A masterful introduction to ENCODE, one of the most impressive genome projects of our timeS

What is ENCODE? "ENCODE is vast," writes science writer Ed Yong towards the end of this massively comprehensive (albeit characteristically lucid) introduction to this ambitious international genome project; and that it is.

Known formally as the "Encyclopedia of DNA Elements," ENCODE today published 30 papers across three different scientific journals, all with the aim of, as Yong puts it, moving us from "here's the genome" (the maxim, if you will, of the Human Genome Project) toward "here's what the genome does."

Yong continues:

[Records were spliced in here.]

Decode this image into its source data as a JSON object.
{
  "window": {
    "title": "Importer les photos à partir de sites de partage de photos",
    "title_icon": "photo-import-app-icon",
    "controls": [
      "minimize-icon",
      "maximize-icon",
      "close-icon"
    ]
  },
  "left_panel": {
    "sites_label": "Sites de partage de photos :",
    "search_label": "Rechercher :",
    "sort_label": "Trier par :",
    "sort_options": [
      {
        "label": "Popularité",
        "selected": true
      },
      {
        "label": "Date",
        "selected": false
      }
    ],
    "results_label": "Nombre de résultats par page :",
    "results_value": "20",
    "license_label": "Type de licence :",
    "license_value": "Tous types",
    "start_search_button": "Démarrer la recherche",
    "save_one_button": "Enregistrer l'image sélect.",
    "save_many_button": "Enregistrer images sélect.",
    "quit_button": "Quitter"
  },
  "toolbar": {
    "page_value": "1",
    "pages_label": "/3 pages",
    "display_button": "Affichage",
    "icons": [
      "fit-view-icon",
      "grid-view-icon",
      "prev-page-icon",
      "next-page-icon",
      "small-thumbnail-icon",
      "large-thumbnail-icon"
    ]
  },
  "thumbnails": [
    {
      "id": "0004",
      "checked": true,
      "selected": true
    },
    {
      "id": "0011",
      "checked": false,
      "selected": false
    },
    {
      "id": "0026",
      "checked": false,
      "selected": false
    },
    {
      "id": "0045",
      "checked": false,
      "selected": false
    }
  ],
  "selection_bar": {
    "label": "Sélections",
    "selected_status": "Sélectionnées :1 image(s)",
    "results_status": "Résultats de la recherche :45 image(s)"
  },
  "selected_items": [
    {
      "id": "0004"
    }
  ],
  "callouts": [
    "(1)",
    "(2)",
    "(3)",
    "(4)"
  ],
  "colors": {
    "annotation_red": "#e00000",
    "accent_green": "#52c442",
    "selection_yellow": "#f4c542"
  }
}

Over the last 10 years, an international team of 442 scientists have assailed 147 different types of cells with 24 types of experiments. Their goal: catalogue every letter (nucleotide) within the genome that does something.

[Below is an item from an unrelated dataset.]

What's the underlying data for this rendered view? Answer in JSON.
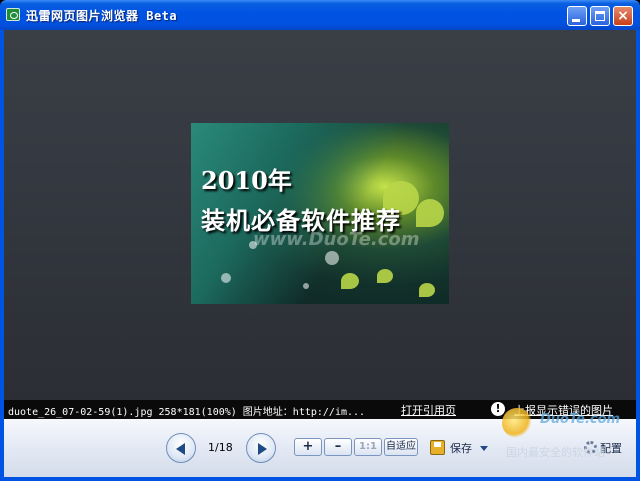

For years, we've known that only 1.5 percent of the genome actually contains instructions for making proteins, the molecular workhorses of our cells. But ENCODE has shown that the rest of the genome – the non-coding majority – is still rife with "functional elements". That is, it's doing something.

It contains docking sites where proteins can stick and switch genes on or off. Or it is read and ‘transcribed' into molecules of RNA. Or it controls whether nearby genes are transcribed (promoters; more than 70,000 of these). Or it influences the activity of other genes, sometimes across great distances (enhancers; more than 400,000 of these). Or it affects how DNA is folded and packaged. Something.

According to ENCODE's analysis, 80 percent of the genome has a "biochemical function". More on exactly what this means later, but the key point is: It's not "junk". Scientists have long recognised that some non-coding DNA probably has a function, and many solid examples have recently come to light. But, many maintained that much of these sequences were, indeed, junk. ENCODE says otherwise. "Almost every nucleotide is associated with a function of some sort or another, and we now know where they are, what binds to them, what their associations are, and more," says Tom Gingeras, one of the study's many senior scientists.

You'll find the rest of Yong's overview (a surprisingly navigable 3300-word behemoth of a blog entry) of the ENCODE project and its newly published batch of data over at Discover Magazine.